Russian President Vladimir Putin “continues trying to make Ukraine a black hole — no light, no electricity, no heating to put the Ukrainians into the darkness and the cold,” said European foreign policy chief Josep Borrell. “So we have to continue our support providing more material for the Ukrainians to face the winter without electricity.”
Borrell was leading a meeting of EU ministers that would specifically “look at the Ukrainian war from the point of view of a humanitarian crisis.”
Over the next three days NATO top officials and foreign ministers will be gathering in Bucharest, Romania, where such humanitarian aspects will also be assessed.
Russia also denied that it had plans to withdraw from the Zaporizhzhia nuclear power plant in southern Ukraine, which it has occupied since the early days of the war.

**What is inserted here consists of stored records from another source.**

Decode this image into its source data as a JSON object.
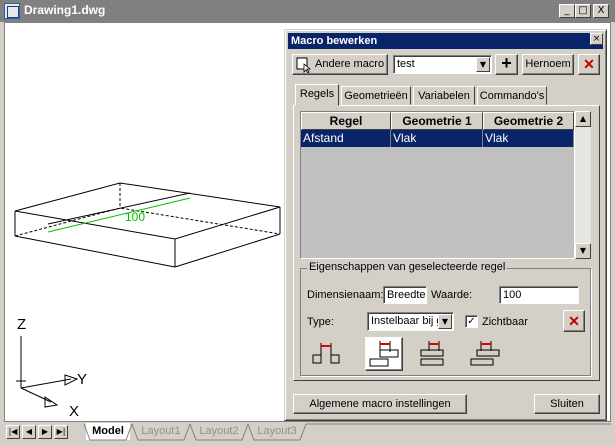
{
  "window": {
    "title": "Drawing1.dwg",
    "controls": {
      "minimize": "_",
      "maximize": "□",
      "close": "X"
    }
  },
  "drawing": {
    "dimension_text": "100",
    "ucs": {
      "z": "Z",
      "y": "Y",
      "x": "X"
    }
  },
  "layout_tabs": {
    "nav": [
      "|◀",
      "◀",
      "▶",
      "▶|"
    ],
    "tabs": [
      {
        "label": "Model",
        "active": true
      },
      {
        "label": "Layout1",
        "active": false
      },
      {
        "label": "Layout2",
        "active": false
      },
      {
        "label": "Layout3",
        "active": false
      }
    ]
  },
  "dialog": {
    "title": "Macro bewerken",
    "close": "×",
    "toolbar": {
      "andere_macro_label": "Andere macro",
      "macro_value": "test",
      "add_symbol": "+",
      "hernoem_label": "Hernoem",
      "delete_symbol": "✕"
    },
    "tabs": [
      "Regels",
      "Geometrieën",
      "Variabelen",
      "Commando's"
    ],
    "active_tab": "Regels",
    "grid": {
      "columns": [
        "Regel",
        "Geometrie 1",
        "Geometrie 2"
      ],
      "rows": [
        {
          "regel": "Afstand",
          "geometrie1": "Vlak",
          "geometrie2": "Vlak",
          "selected": true
        }
      ],
      "scroll_up": "▲",
      "scroll_down": "▼"
    },
    "properties": {
      "group_title": "Eigenschappen van geselecteerde regel",
      "dimensienaam_label": "Dimensienaam:",
      "dimensienaam_value": "Breedte",
      "waarde_label": "Waarde:",
      "waarde_value": "100",
      "type_label": "Type:",
      "type_value": "Instelbaar bij g",
      "zichtbaar_label": "Zichtbaar",
      "zichtbaar_checked": true,
      "check_mark": "✓"
    },
    "footer": {
      "algemene_label": "Algemene macro instellingen",
      "sluiten_label": "Sluiten"
    }
  },
  "colors": {
    "accent": "#0a246a",
    "dimension": "#00c000",
    "delete": "#c00000",
    "arrow": "#e00000"
  }
}
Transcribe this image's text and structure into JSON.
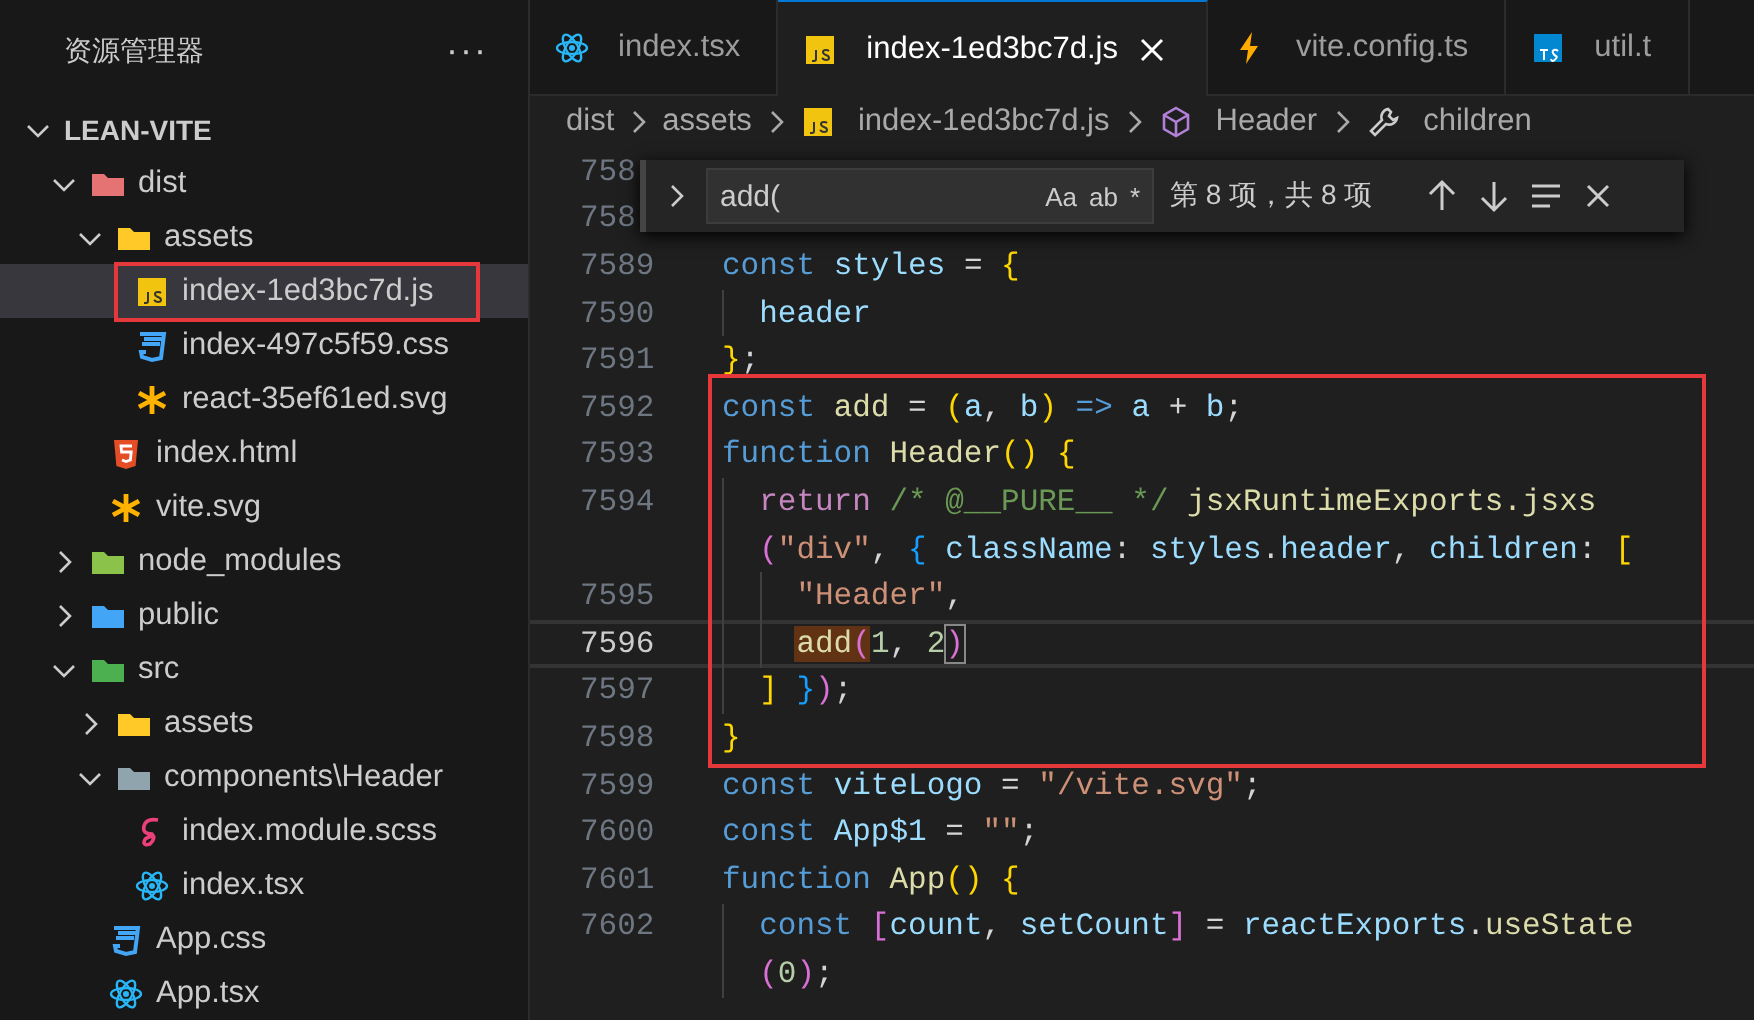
{
  "sidebar": {
    "title": "资源管理器",
    "more": "···",
    "tree": [
      {
        "label": "LEAN-VITE",
        "kind": "root",
        "expanded": true,
        "selected": false,
        "annotated": false,
        "children": [
          {
            "label": "dist",
            "kind": "folder-dist",
            "expanded": true,
            "selected": false,
            "annotated": false,
            "children": [
              {
                "label": "assets",
                "kind": "folder-assets",
                "expanded": true,
                "selected": false,
                "annotated": false,
                "children": [
                  {
                    "label": "index-1ed3bc7d.js",
                    "kind": "js",
                    "selected": true,
                    "annotated": true
                  },
                  {
                    "label": "index-497c5f59.css",
                    "kind": "css",
                    "selected": false,
                    "annotated": false
                  },
                  {
                    "label": "react-35ef61ed.svg",
                    "kind": "svg",
                    "selected": false,
                    "annotated": false
                  }
                ]
              },
              {
                "label": "index.html",
                "kind": "html",
                "selected": false,
                "annotated": false
              },
              {
                "label": "vite.svg",
                "kind": "svg",
                "selected": false,
                "annotated": false
              }
            ]
          },
          {
            "label": "node_modules",
            "kind": "folder-node",
            "expanded": false,
            "selected": false,
            "annotated": false
          },
          {
            "label": "public",
            "kind": "folder-public",
            "expanded": false,
            "selected": false,
            "annotated": false
          },
          {
            "label": "src",
            "kind": "folder-src",
            "expanded": true,
            "selected": false,
            "annotated": false,
            "children": [
              {
                "label": "assets",
                "kind": "folder-assets",
                "expanded": false,
                "selected": false,
                "annotated": false
              },
              {
                "label": "components\\Header",
                "kind": "folder-plain",
                "expanded": true,
                "selected": false,
                "annotated": false,
                "children": [
                  {
                    "label": "index.module.scss",
                    "kind": "scss",
                    "selected": false,
                    "annotated": false
                  },
                  {
                    "label": "index.tsx",
                    "kind": "react",
                    "selected": false,
                    "annotated": false
                  }
                ]
              },
              {
                "label": "App.css",
                "kind": "css",
                "selected": false,
                "annotated": false
              },
              {
                "label": "App.tsx",
                "kind": "react",
                "selected": false,
                "annotated": false
              }
            ]
          }
        ]
      }
    ]
  },
  "tabs": [
    {
      "label": "index.tsx",
      "kind": "react",
      "selected": false
    },
    {
      "label": "index-1ed3bc7d.js",
      "kind": "js",
      "selected": true
    },
    {
      "label": "vite.config.ts",
      "kind": "bolt",
      "selected": false
    },
    {
      "label": "util.t",
      "kind": "ts",
      "selected": false
    }
  ],
  "breadcrumbs": [
    {
      "label": "dist",
      "kind": "plain"
    },
    {
      "label": "assets",
      "kind": "plain"
    },
    {
      "label": "index-1ed3bc7d.js",
      "kind": "js"
    },
    {
      "label": "Header",
      "kind": "cube"
    },
    {
      "label": "children",
      "kind": "wrench"
    }
  ],
  "find_widget": {
    "value": "add(",
    "options": [
      "Aa",
      "ab",
      "*"
    ],
    "result": "第 8 项，共 8 项"
  },
  "code": {
    "blocks": [
      {
        "annotated": false,
        "lines": [
          {
            "number": "758",
            "current": false
          },
          {
            "number": "758",
            "current": false
          },
          {
            "number": "7589",
            "current": false,
            "tokens": [
              {
                "kind": "kw",
                "t": "const"
              },
              {
                "kind": "var",
                "t": " styles"
              },
              {
                "kind": "punc",
                "t": " = "
              },
              {
                "kind": "brace",
                "t": "{"
              }
            ]
          },
          {
            "number": "7590",
            "current": false,
            "tokens": [
              {
                "kind": "var",
                "t": "  header"
              }
            ]
          },
          {
            "number": "7591",
            "current": false,
            "tokens": [
              {
                "kind": "brace",
                "t": "}"
              },
              {
                "kind": "punc",
                "t": ";"
              }
            ]
          }
        ]
      },
      {
        "annotated": true,
        "lines": [
          {
            "number": "7592",
            "current": false,
            "tokens": [
              {
                "kind": "kw",
                "t": "const"
              },
              {
                "kind": "fn",
                "t": " add"
              },
              {
                "kind": "punc",
                "t": " = "
              },
              {
                "kind": "brace",
                "t": "("
              },
              {
                "kind": "var",
                "t": "a"
              },
              {
                "kind": "punc",
                "t": ", "
              },
              {
                "kind": "var",
                "t": "b"
              },
              {
                "kind": "brace",
                "t": ")"
              },
              {
                "kind": "kw",
                "t": " =>"
              },
              {
                "kind": "var",
                "t": " a"
              },
              {
                "kind": "punc",
                "t": " + "
              },
              {
                "kind": "var",
                "t": "b"
              },
              {
                "kind": "punc",
                "t": ";"
              }
            ]
          },
          {
            "number": "7593",
            "current": false,
            "tokens": [
              {
                "kind": "kw",
                "t": "function"
              },
              {
                "kind": "fn",
                "t": " Header"
              },
              {
                "kind": "brace",
                "t": "() {"
              }
            ]
          },
          {
            "number": "7594",
            "current": false,
            "tokens": [
              {
                "kind": "ctrl",
                "t": "  return"
              },
              {
                "kind": "comment",
                "t": " /* @__PURE__ */"
              },
              {
                "kind": "fn",
                "t": " jsxRuntimeExports.jsxs"
              }
            ]
          },
          {
            "current": false,
            "tokens": [
              {
                "kind": "brace2",
                "t": "  ("
              },
              {
                "kind": "str",
                "t": "\"div\""
              },
              {
                "kind": "punc",
                "t": ", "
              },
              {
                "kind": "brace3",
                "t": "{"
              },
              {
                "kind": "var",
                "t": " className"
              },
              {
                "kind": "punc",
                "t": ": "
              },
              {
                "kind": "var",
                "t": "styles"
              },
              {
                "kind": "punc",
                "t": "."
              },
              {
                "kind": "var",
                "t": "header"
              },
              {
                "kind": "punc",
                "t": ", "
              },
              {
                "kind": "var",
                "t": "children"
              },
              {
                "kind": "punc",
                "t": ": "
              },
              {
                "kind": "brace",
                "t": "["
              }
            ]
          },
          {
            "number": "7595",
            "current": false,
            "tokens": [
              {
                "kind": "str",
                "t": "    \"Header\""
              },
              {
                "kind": "punc",
                "t": ","
              }
            ]
          },
          {
            "number": "7596",
            "current": true,
            "tokens": [
              {
                "kind": "match",
                "t": "    add"
              },
              {
                "kind": "matchbrace",
                "t": "("
              },
              {
                "kind": "num",
                "t": "1"
              },
              {
                "kind": "punc",
                "t": ", "
              },
              {
                "kind": "num",
                "t": "2"
              },
              {
                "kind": "pairbrace",
                "t": ")"
              }
            ]
          },
          {
            "number": "7597",
            "current": false,
            "tokens": [
              {
                "kind": "brace",
                "t": "  ]"
              },
              {
                "kind": "brace3",
                "t": " }"
              },
              {
                "kind": "brace2",
                "t": ")"
              },
              {
                "kind": "punc",
                "t": ";"
              }
            ]
          },
          {
            "number": "7598",
            "current": false,
            "tokens": [
              {
                "kind": "brace",
                "t": "}"
              }
            ]
          }
        ]
      },
      {
        "annotated": false,
        "lines": [
          {
            "number": "7599",
            "current": false,
            "tokens": [
              {
                "kind": "kw",
                "t": "const"
              },
              {
                "kind": "var",
                "t": " viteLogo"
              },
              {
                "kind": "punc",
                "t": " = "
              },
              {
                "kind": "str",
                "t": "\"/vite.svg\""
              },
              {
                "kind": "punc",
                "t": ";"
              }
            ]
          },
          {
            "number": "7600",
            "current": false,
            "tokens": [
              {
                "kind": "kw",
                "t": "const"
              },
              {
                "kind": "var",
                "t": " App$1"
              },
              {
                "kind": "punc",
                "t": " = "
              },
              {
                "kind": "str",
                "t": "\"\""
              },
              {
                "kind": "punc",
                "t": ";"
              }
            ]
          },
          {
            "number": "7601",
            "current": false,
            "tokens": [
              {
                "kind": "kw",
                "t": "function"
              },
              {
                "kind": "fn",
                "t": " App"
              },
              {
                "kind": "brace",
                "t": "() {"
              }
            ]
          },
          {
            "number": "7602",
            "current": false,
            "tokens": [
              {
                "kind": "kw",
                "t": "  const"
              },
              {
                "kind": "brace2",
                "t": " ["
              },
              {
                "kind": "var",
                "t": "count"
              },
              {
                "kind": "punc",
                "t": ", "
              },
              {
                "kind": "var",
                "t": "setCount"
              },
              {
                "kind": "brace2",
                "t": "]"
              },
              {
                "kind": "punc",
                "t": " = "
              },
              {
                "kind": "var",
                "t": "reactExports"
              },
              {
                "kind": "punc",
                "t": "."
              },
              {
                "kind": "fn",
                "t": "useState"
              }
            ]
          },
          {
            "current": false,
            "tokens": [
              {
                "kind": "brace2",
                "t": "  ("
              },
              {
                "kind": "num",
                "t": "0"
              },
              {
                "kind": "brace2",
                "t": ")"
              },
              {
                "kind": "punc",
                "t": ";"
              }
            ]
          }
        ]
      }
    ]
  }
}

Kremlin spokesman Dmitry Peskov said in a call with reporters that it was pointless to look for signs of a pullback from the plant “when there are none and there can’t be.”
Peskov’s comments were in response to Ukrainian claims that the Russian forces were bound to retreat from the plant as they face a continuing Ukrainian counteroffensive.
The plant has been shut down following repeated shelling, for which Russia and Ukraine have traded blame. The UN nuclear watchdog and international leaders have urged Russia to demilitarise the plant to avoid a nuclear disaster, but Moscow has rejected the demands, arguing that it needs to maintain troops there to ensure its safety.